Start of Input data
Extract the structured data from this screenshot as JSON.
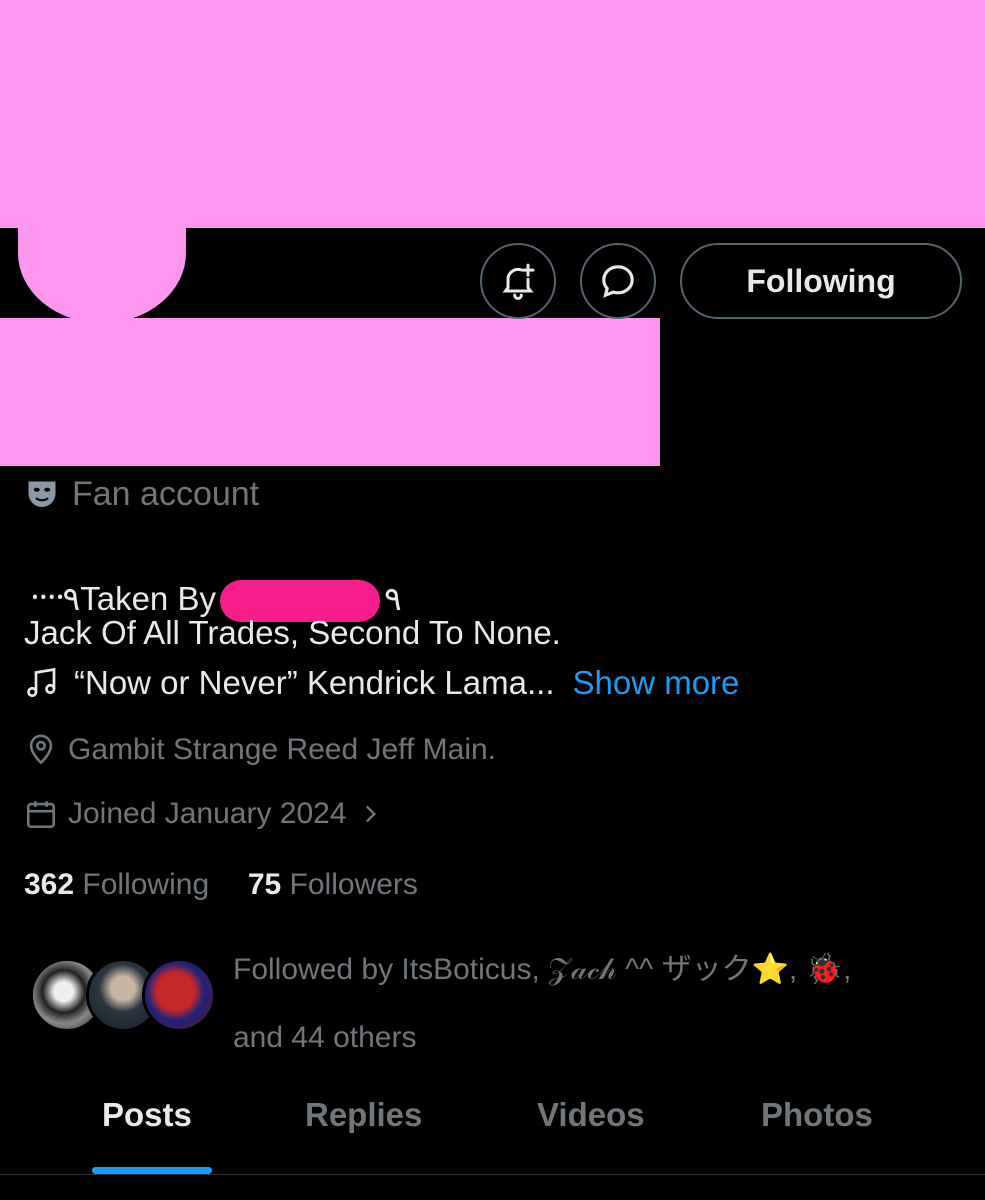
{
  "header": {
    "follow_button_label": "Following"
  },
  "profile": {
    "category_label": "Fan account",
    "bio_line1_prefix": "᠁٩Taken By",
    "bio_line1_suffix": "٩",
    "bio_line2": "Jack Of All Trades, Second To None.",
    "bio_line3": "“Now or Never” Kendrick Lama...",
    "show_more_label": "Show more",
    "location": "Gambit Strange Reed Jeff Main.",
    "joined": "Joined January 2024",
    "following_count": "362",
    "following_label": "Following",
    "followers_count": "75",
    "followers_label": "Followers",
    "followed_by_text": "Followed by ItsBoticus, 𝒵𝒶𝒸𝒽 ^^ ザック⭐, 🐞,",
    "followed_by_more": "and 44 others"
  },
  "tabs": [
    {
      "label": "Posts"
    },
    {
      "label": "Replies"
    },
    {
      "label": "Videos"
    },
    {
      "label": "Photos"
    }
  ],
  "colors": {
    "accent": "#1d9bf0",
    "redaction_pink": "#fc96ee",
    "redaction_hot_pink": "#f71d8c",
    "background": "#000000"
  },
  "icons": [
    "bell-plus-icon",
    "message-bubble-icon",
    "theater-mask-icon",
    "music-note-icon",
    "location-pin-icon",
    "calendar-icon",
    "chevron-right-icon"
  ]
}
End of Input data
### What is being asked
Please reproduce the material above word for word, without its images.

### Solution to the problem
Extract the structured data from this screenshot as JSON.
{
  "header": {
    "follow_button_label": "Following"
  },
  "profile": {
    "category_label": "Fan account",
    "bio_line1_prefix": "᠁٩Taken By",
    "bio_line1_suffix": "٩",
    "bio_line2": "Jack Of All Trades, Second To None.",
    "bio_line3": "“Now or Never” Kendrick Lama...",
    "show_more_label": "Show more",
    "location": "Gambit Strange Reed Jeff Main.",
    "joined": "Joined January 2024",
    "following_count": "362",
    "following_label": "Following",
    "followers_count": "75",
    "followers_label": "Followers",
    "followed_by_text": "Followed by ItsBoticus, 𝒵𝒶𝒸𝒽 ^^ ザック⭐, 🐞,",
    "followed_by_more": "and 44 others"
  },
  "tabs": [
    {
      "label": "Posts"
    },
    {
      "label": "Replies"
    },
    {
      "label": "Videos"
    },
    {
      "label": "Photos"
    }
  ],
  "colors": {
    "accent": "#1d9bf0",
    "redaction_pink": "#fc96ee",
    "redaction_hot_pink": "#f71d8c",
    "background": "#000000"
  },
  "icons": [
    "bell-plus-icon",
    "message-bubble-icon",
    "theater-mask-icon",
    "music-note-icon",
    "location-pin-icon",
    "calendar-icon",
    "chevron-right-icon"
  ]
}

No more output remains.